(Entries taken from a collection)
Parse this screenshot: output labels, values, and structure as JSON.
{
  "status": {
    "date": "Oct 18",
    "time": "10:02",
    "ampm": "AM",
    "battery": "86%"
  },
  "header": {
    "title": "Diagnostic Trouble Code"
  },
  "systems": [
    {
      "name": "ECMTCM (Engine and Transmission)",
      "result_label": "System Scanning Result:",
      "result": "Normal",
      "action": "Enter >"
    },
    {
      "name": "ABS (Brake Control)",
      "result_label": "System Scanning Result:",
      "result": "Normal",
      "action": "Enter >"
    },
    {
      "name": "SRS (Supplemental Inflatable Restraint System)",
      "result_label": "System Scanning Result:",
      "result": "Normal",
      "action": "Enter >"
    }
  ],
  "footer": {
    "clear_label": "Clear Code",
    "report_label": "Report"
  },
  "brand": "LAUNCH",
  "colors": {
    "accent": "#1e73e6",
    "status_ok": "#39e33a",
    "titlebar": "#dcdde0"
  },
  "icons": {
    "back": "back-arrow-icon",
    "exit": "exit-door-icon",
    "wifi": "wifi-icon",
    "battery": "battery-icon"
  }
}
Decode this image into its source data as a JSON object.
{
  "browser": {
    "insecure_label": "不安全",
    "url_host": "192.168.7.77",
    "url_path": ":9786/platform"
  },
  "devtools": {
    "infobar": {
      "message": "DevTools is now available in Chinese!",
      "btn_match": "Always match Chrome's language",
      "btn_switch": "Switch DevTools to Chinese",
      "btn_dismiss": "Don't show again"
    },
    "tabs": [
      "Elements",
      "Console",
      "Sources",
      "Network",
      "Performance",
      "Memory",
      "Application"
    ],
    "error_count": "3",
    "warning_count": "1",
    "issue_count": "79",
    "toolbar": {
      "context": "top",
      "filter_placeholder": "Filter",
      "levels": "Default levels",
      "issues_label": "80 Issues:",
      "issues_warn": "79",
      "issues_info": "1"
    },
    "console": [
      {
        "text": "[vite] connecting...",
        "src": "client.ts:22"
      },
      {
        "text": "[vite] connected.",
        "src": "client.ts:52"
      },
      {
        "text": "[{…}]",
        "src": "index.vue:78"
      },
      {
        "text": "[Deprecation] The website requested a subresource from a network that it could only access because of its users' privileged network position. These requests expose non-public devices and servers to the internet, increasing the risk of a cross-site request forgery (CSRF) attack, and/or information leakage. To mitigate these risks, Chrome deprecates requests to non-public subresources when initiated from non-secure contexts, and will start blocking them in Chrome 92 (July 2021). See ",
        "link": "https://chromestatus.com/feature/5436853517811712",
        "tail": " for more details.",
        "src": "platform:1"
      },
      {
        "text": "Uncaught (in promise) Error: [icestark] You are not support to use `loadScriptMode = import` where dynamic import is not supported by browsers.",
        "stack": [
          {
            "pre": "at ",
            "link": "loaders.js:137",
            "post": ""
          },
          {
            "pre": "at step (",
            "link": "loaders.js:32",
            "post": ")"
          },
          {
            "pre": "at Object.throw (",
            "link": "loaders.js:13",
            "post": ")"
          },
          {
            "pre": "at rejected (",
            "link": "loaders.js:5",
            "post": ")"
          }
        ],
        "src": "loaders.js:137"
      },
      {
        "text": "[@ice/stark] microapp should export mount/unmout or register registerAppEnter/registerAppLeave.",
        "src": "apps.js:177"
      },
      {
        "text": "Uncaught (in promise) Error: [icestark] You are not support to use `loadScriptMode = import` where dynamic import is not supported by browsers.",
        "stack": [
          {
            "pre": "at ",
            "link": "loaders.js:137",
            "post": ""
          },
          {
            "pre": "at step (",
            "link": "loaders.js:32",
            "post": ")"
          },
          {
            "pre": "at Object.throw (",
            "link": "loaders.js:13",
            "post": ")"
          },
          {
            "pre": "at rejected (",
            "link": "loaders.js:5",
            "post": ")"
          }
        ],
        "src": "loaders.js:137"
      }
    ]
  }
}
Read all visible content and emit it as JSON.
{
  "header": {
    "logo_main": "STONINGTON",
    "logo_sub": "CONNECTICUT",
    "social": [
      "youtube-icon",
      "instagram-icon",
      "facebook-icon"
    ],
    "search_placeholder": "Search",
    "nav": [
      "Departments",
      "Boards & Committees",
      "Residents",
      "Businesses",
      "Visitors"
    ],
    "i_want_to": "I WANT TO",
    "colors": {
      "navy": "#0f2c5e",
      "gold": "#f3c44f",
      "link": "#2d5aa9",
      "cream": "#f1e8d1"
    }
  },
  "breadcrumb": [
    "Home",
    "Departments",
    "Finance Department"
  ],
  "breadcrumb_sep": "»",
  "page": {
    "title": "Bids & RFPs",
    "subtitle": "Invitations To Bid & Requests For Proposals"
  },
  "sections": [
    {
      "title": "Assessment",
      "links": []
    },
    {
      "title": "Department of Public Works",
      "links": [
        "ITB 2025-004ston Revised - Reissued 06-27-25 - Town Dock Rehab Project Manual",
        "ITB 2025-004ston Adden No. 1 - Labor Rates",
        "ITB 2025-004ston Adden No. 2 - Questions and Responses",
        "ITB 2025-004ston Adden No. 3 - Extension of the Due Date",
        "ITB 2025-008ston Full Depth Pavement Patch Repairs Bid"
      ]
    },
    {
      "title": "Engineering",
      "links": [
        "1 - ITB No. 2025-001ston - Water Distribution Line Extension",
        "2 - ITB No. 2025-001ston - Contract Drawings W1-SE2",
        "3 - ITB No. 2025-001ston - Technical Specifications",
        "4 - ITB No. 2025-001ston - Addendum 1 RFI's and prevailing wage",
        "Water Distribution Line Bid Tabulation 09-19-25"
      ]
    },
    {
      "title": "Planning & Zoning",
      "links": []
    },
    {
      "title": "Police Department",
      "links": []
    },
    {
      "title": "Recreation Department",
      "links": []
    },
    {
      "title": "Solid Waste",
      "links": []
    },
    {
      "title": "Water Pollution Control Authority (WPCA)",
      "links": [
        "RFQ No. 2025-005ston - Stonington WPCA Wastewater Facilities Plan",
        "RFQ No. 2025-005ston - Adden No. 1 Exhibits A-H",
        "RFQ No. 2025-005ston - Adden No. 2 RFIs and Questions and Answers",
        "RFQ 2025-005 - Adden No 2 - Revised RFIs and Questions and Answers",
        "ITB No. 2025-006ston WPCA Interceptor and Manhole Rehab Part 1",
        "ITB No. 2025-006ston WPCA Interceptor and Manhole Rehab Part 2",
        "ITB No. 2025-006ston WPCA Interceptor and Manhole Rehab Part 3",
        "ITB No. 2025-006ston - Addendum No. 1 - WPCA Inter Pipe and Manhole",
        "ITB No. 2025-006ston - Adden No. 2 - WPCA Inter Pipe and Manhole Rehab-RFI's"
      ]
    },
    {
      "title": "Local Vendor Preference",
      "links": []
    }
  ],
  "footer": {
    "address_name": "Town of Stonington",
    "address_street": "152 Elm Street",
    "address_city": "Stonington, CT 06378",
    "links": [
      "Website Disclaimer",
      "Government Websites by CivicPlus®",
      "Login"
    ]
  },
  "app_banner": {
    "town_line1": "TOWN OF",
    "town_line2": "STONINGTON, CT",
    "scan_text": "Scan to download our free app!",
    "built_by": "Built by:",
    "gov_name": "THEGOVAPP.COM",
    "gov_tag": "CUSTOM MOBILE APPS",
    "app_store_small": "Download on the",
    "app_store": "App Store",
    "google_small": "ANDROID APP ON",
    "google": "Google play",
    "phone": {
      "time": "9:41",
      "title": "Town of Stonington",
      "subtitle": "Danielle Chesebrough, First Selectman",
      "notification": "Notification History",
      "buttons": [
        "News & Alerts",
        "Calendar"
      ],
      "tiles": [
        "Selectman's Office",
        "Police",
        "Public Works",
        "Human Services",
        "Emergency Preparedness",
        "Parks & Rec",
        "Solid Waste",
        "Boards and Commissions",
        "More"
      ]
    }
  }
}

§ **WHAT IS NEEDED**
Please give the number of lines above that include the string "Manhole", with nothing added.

§ **RESPONSE TO THIS EXERCISE**
5